- “It has been more than 30 years since the U.S. has explored the Atlantic for oil and natural gas energy resources. Approximately 80%of the proposed mid- and south Atlantic lease planning areas has never been surveyed.
- There are currently eight Geological and Geophysical (G&G) permits pending with BOEM for the Atlantic OCS; six of these are for seismic surveys, TGS, GXT (ION), WesternGeco, CGG, Spectrum, and PGS. With the exception of PGS (3D), all seismic surveys proposed are for 2D seismic.
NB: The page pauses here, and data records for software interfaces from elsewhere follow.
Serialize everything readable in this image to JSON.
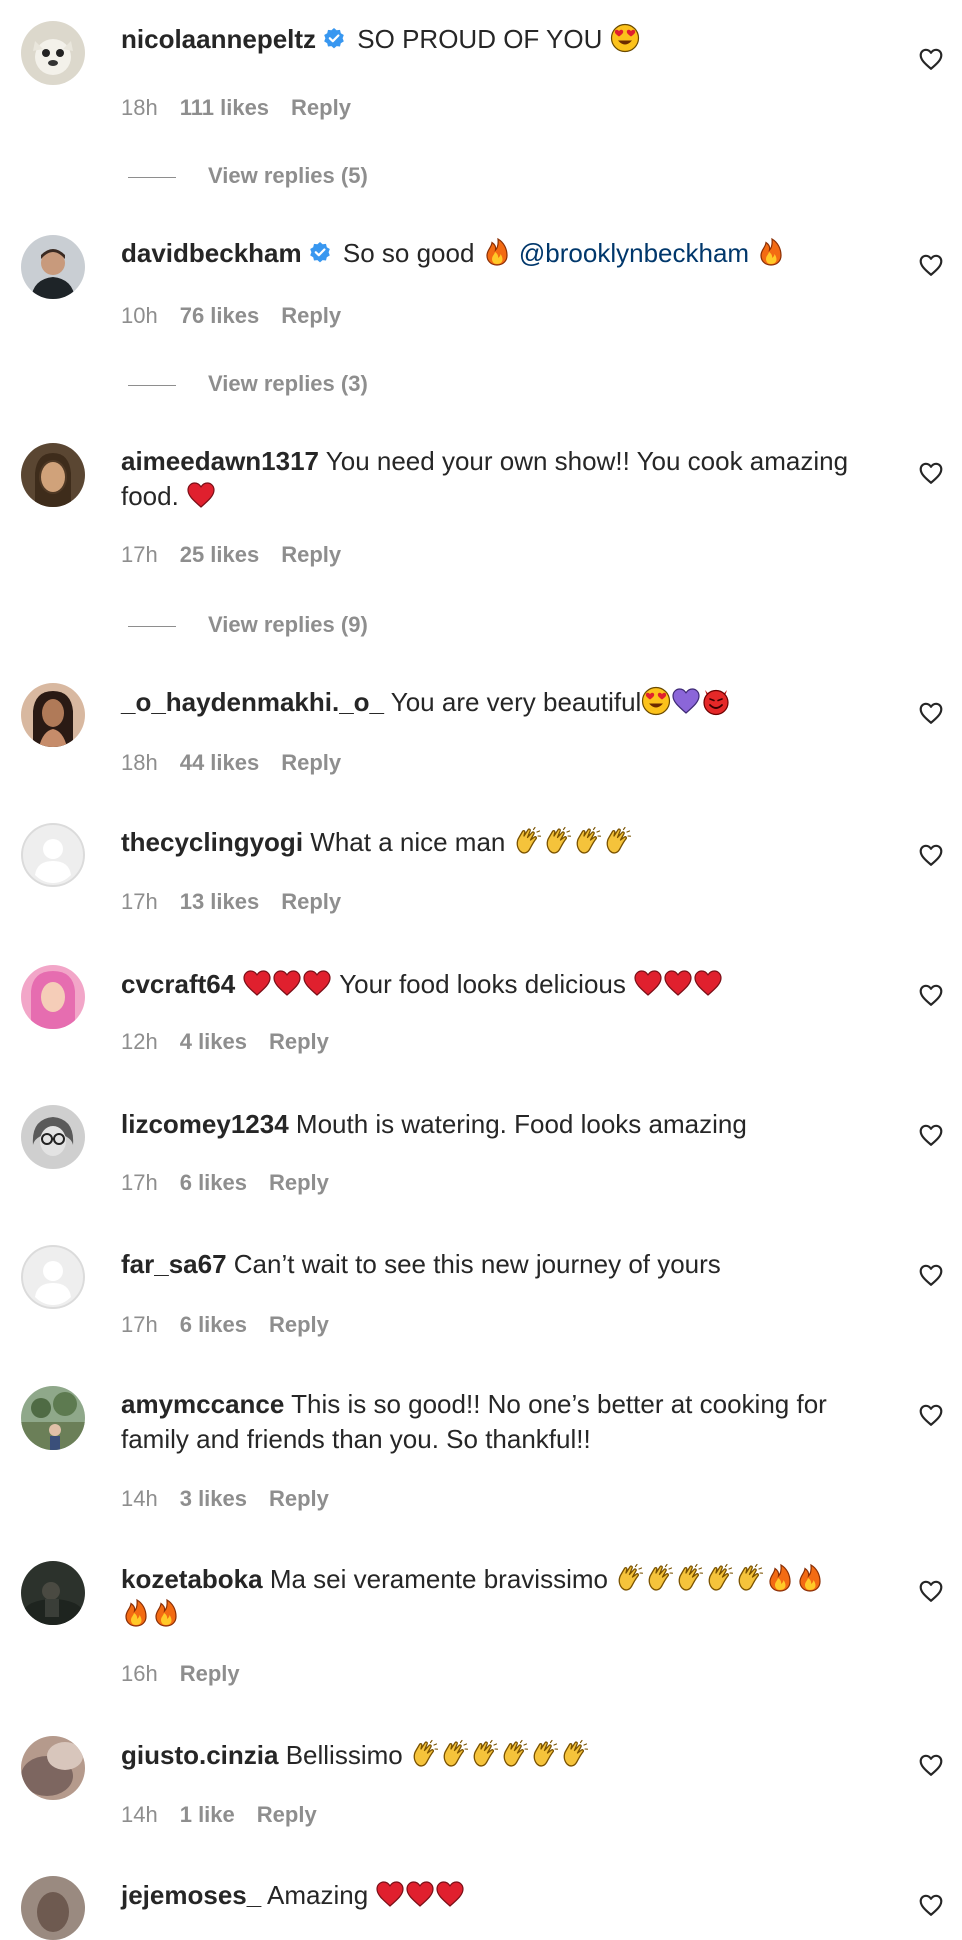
{
  "verified_color": "#3897f0",
  "heart_icon": "heart-outline-icon",
  "comments": [
    {
      "username": "nicolaannepeltz",
      "verified": true,
      "text": "SO PROUD OF YOU",
      "emoji_after": [
        "heart-eyes"
      ],
      "time": "18h",
      "likes": "111 likes",
      "reply": "Reply",
      "view_replies": "View replies (5)"
    },
    {
      "username": "davidbeckham",
      "verified": true,
      "text": "So so good",
      "mention": "@brooklynbeckham",
      "time": "10h",
      "likes": "76 likes",
      "reply": "Reply",
      "view_replies": "View replies (3)"
    },
    {
      "username": "aimeedawn1317",
      "text_line1": "You need your own show!! You cook amazing",
      "text_line2": "food.",
      "time": "17h",
      "likes": "25 likes",
      "reply": "Reply",
      "view_replies": "View replies (9)"
    },
    {
      "username": "_o_haydenmakhi._o_",
      "text": "You are very beautiful",
      "emoji_after": [
        "heart-eyes",
        "purple-heart",
        "smiling-devil"
      ],
      "time": "18h",
      "likes": "44 likes",
      "reply": "Reply"
    },
    {
      "username": "thecyclingyogi",
      "text": "What a nice man",
      "emoji_after": [
        "clap",
        "clap",
        "clap",
        "clap"
      ],
      "time": "17h",
      "likes": "13 likes",
      "reply": "Reply"
    },
    {
      "username": "cvcraft64",
      "text": "Your food looks delicious",
      "time": "12h",
      "likes": "4 likes",
      "reply": "Reply"
    },
    {
      "username": "lizcomey1234",
      "text": "Mouth is watering. Food looks amazing",
      "time": "17h",
      "likes": "6 likes",
      "reply": "Reply"
    },
    {
      "username": "far_sa67",
      "text": "Can’t wait to see this new journey of yours",
      "time": "17h",
      "likes": "6 likes",
      "reply": "Reply"
    },
    {
      "username": "amymccance",
      "text_line1": "This is so good!! No one’s better at cooking for",
      "text_line2": "family and friends than you. So thankful!!",
      "time": "14h",
      "likes": "3 likes",
      "reply": "Reply"
    },
    {
      "username": "kozetaboka",
      "text": "Ma sei veramente bravissimo",
      "time": "16h",
      "reply": "Reply"
    },
    {
      "username": "giusto.cinzia",
      "text": "Bellissimo",
      "time": "14h",
      "likes": "1 like",
      "reply": "Reply"
    },
    {
      "username": "jejemoses_",
      "text": "Amazing"
    }
  ]
}
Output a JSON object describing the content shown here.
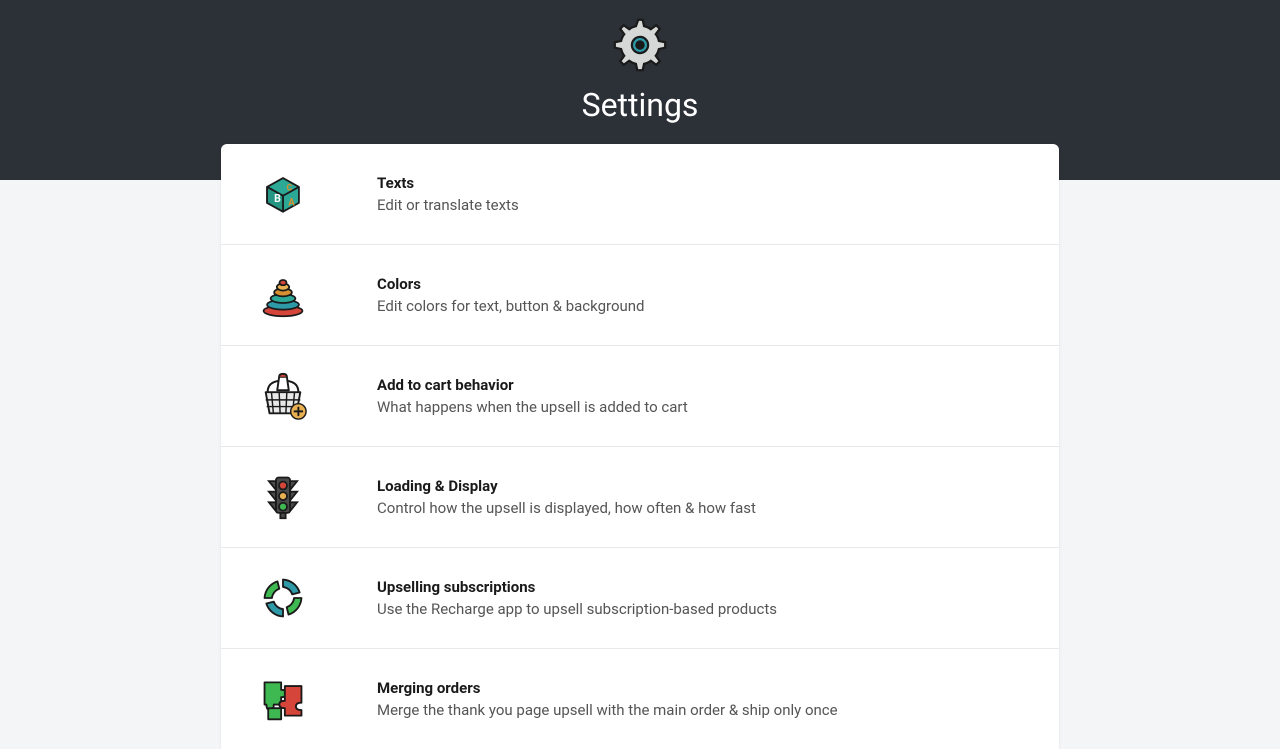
{
  "header": {
    "title": "Settings"
  },
  "items": [
    {
      "title": "Texts",
      "description": "Edit or translate texts"
    },
    {
      "title": "Colors",
      "description": "Edit colors for text, button & background"
    },
    {
      "title": "Add to cart behavior",
      "description": "What happens when the upsell is added to cart"
    },
    {
      "title": "Loading & Display",
      "description": "Control how the upsell is displayed, how often & how fast"
    },
    {
      "title": "Upselling subscriptions",
      "description": "Use the Recharge app to upsell subscription-based products"
    },
    {
      "title": "Merging orders",
      "description": "Merge the thank you page upsell with the main order & ship only once"
    }
  ]
}
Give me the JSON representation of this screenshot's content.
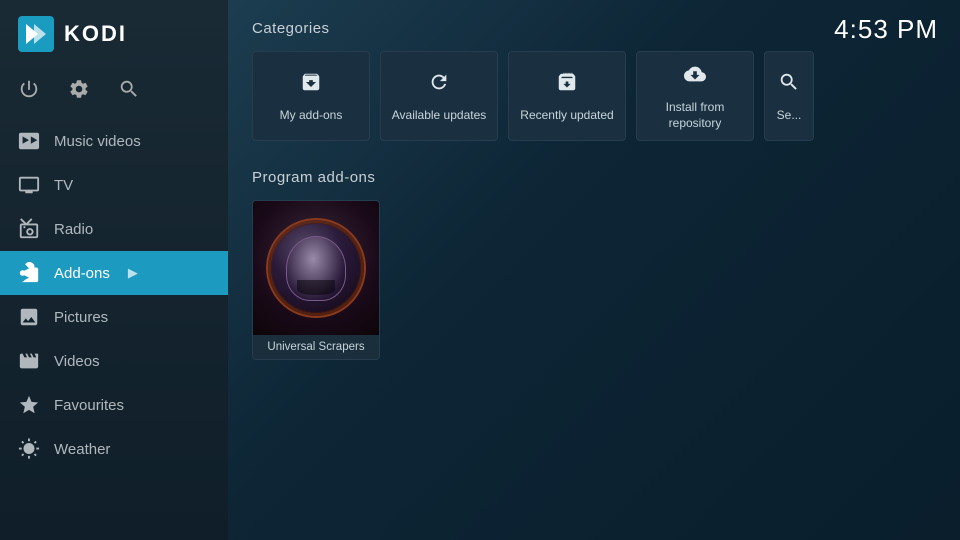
{
  "app": {
    "name": "KODI",
    "time": "4:53 PM"
  },
  "sidebar": {
    "controls": [
      {
        "id": "power",
        "label": "Power",
        "icon": "⏻"
      },
      {
        "id": "settings",
        "label": "Settings",
        "icon": "⚙"
      },
      {
        "id": "search",
        "label": "Search",
        "icon": "🔍"
      }
    ],
    "nav_items": [
      {
        "id": "music-videos",
        "label": "Music videos",
        "icon": "music-videos-icon",
        "active": false
      },
      {
        "id": "tv",
        "label": "TV",
        "icon": "tv-icon",
        "active": false
      },
      {
        "id": "radio",
        "label": "Radio",
        "icon": "radio-icon",
        "active": false
      },
      {
        "id": "add-ons",
        "label": "Add-ons",
        "icon": "addons-icon",
        "active": true
      },
      {
        "id": "pictures",
        "label": "Pictures",
        "icon": "pictures-icon",
        "active": false
      },
      {
        "id": "videos",
        "label": "Videos",
        "icon": "videos-icon",
        "active": false
      },
      {
        "id": "favourites",
        "label": "Favourites",
        "icon": "favourites-icon",
        "active": false
      },
      {
        "id": "weather",
        "label": "Weather",
        "icon": "weather-icon",
        "active": false
      }
    ]
  },
  "main": {
    "categories_title": "Categories",
    "program_addons_title": "Program add-ons",
    "categories": [
      {
        "id": "my-add-ons",
        "label": "My add-ons",
        "icon": "box-icon"
      },
      {
        "id": "available-updates",
        "label": "Available updates",
        "icon": "refresh-icon"
      },
      {
        "id": "recently-updated",
        "label": "Recently updated",
        "icon": "box-star-icon"
      },
      {
        "id": "install-from-repository",
        "label": "Install from\nrepository",
        "icon": "cloud-download-icon"
      },
      {
        "id": "search",
        "label": "Se...",
        "icon": "search-icon"
      }
    ],
    "program_addons": [
      {
        "id": "universal-scrapers",
        "label": "Universal Scrapers"
      }
    ]
  }
}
- On July 23, 2014, the BOEM published its Record of Decision (ROD) for Proposed G&G activities in the Mid- and South Atlantic, culminating a four-year review evaluating the assumed environmental effects of seismic and other G&G survey activities proposed on the Atlantic coast. The ROD formally triggered the BOEM’s consideration of permits for G&G activities.
- There are many prerequisites and steps to obtaining permits from the BOEM, including site-specific environmental assessments and consultation pursuant to the Endangered Species Act. In the Atlantic ROD, the BOEM made permit approval contingent on the permit applicant also obtaining a Marine Mammal Protection Act (MMPA) authorization from NOAA Fisheries, ensuring the proposed surveys will have no more than a negligible impact on marine mammal stocks.
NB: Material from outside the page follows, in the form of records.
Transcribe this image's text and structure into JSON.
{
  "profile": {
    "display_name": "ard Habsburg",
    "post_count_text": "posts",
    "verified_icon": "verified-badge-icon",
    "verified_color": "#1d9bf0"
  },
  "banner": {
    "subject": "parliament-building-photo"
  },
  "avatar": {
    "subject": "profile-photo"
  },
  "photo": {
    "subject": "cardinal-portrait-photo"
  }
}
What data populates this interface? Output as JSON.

- Five companies (TGS, ION, WesternGeco, CGG & Spectrum) have pursued their MMPA authorizations or Incidental Harassment Authorizations (“IHA”), many submitting applications immediately following the July 2014 ROD.
- NOAA Fisheries did not deem these IHA applications complete until July 2015. NOAA Fisheries proposed IHAs for these five surveys in June 2017.
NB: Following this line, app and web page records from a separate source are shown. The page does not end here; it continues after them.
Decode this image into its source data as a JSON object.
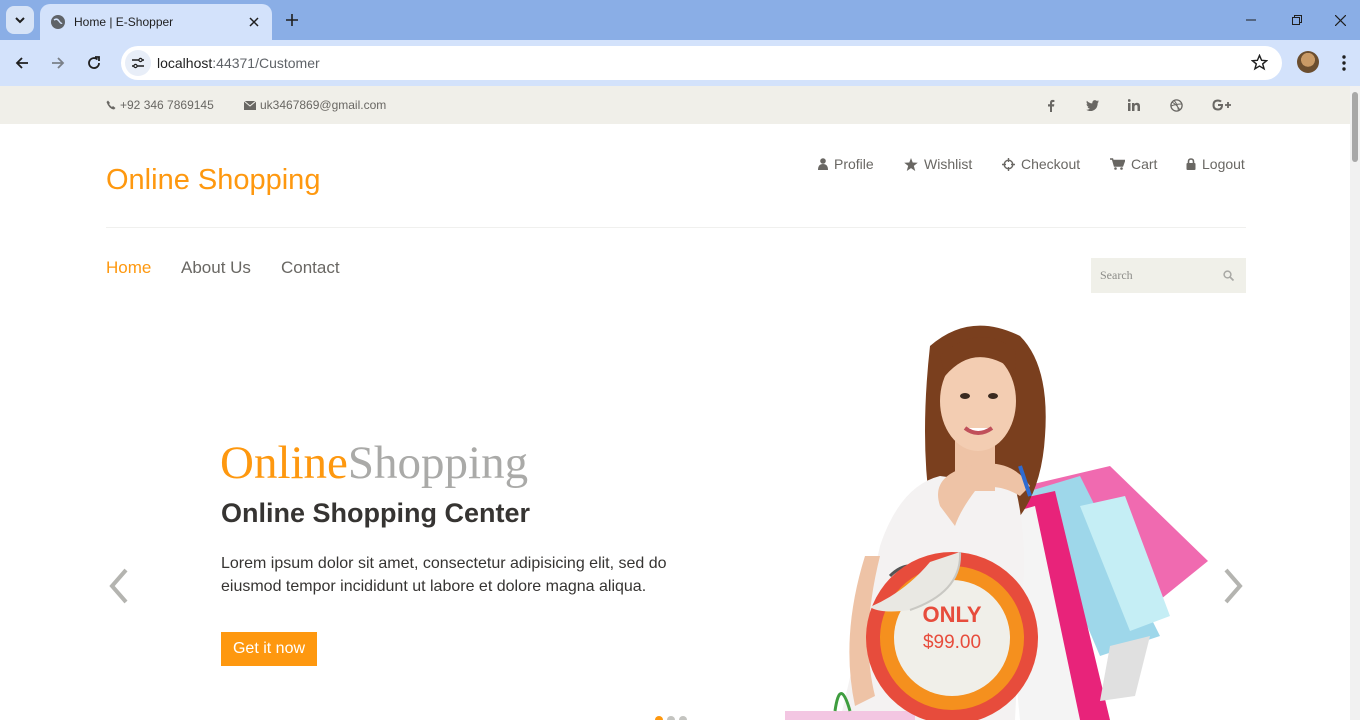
{
  "browser": {
    "tab_title": "Home | E-Shopper",
    "url_host": "localhost",
    "url_path": ":44371/Customer"
  },
  "topbar": {
    "phone": "+92 346 7869145",
    "email": "uk3467869@gmail.com",
    "social": [
      "facebook-icon",
      "twitter-icon",
      "linkedin-icon",
      "dribbble-icon",
      "google-plus-icon"
    ]
  },
  "header": {
    "logo": "Online Shopping",
    "account_links": [
      {
        "label": "Profile",
        "icon": "user-icon"
      },
      {
        "label": "Wishlist",
        "icon": "star-icon"
      },
      {
        "label": "Checkout",
        "icon": "crosshairs-icon"
      },
      {
        "label": "Cart",
        "icon": "cart-icon"
      },
      {
        "label": "Logout",
        "icon": "lock-icon"
      }
    ]
  },
  "nav": {
    "items": [
      {
        "label": "Home",
        "active": true
      },
      {
        "label": "About Us",
        "active": false
      },
      {
        "label": "Contact",
        "active": false
      }
    ],
    "search_placeholder": "Search"
  },
  "slider": {
    "title_part1": "Online",
    "title_part2": "Shopping",
    "subtitle": "Online Shopping Center",
    "text": "Lorem ipsum dolor sit amet, consectetur adipisicing elit, sed do eiusmod tempor incididunt ut labore et dolore magna aliqua.",
    "cta_label": "Get it now",
    "badge_top": "ONLY",
    "badge_price": "$99.00"
  },
  "colors": {
    "accent": "#fe980f",
    "topbar_bg": "#f0efe9",
    "text": "#696763",
    "badge_red": "#e74c3c"
  }
}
- It has been nearly three years since NOAA Fisheries recognized IHA applications for seismic surveys on the Atlantic OCS as “final and complete” and nearly four years since the BOEM signed its ROD for Atlantic OCS proposed G&G activities.”
Click here to read IAGC’s entire Fact Sheet.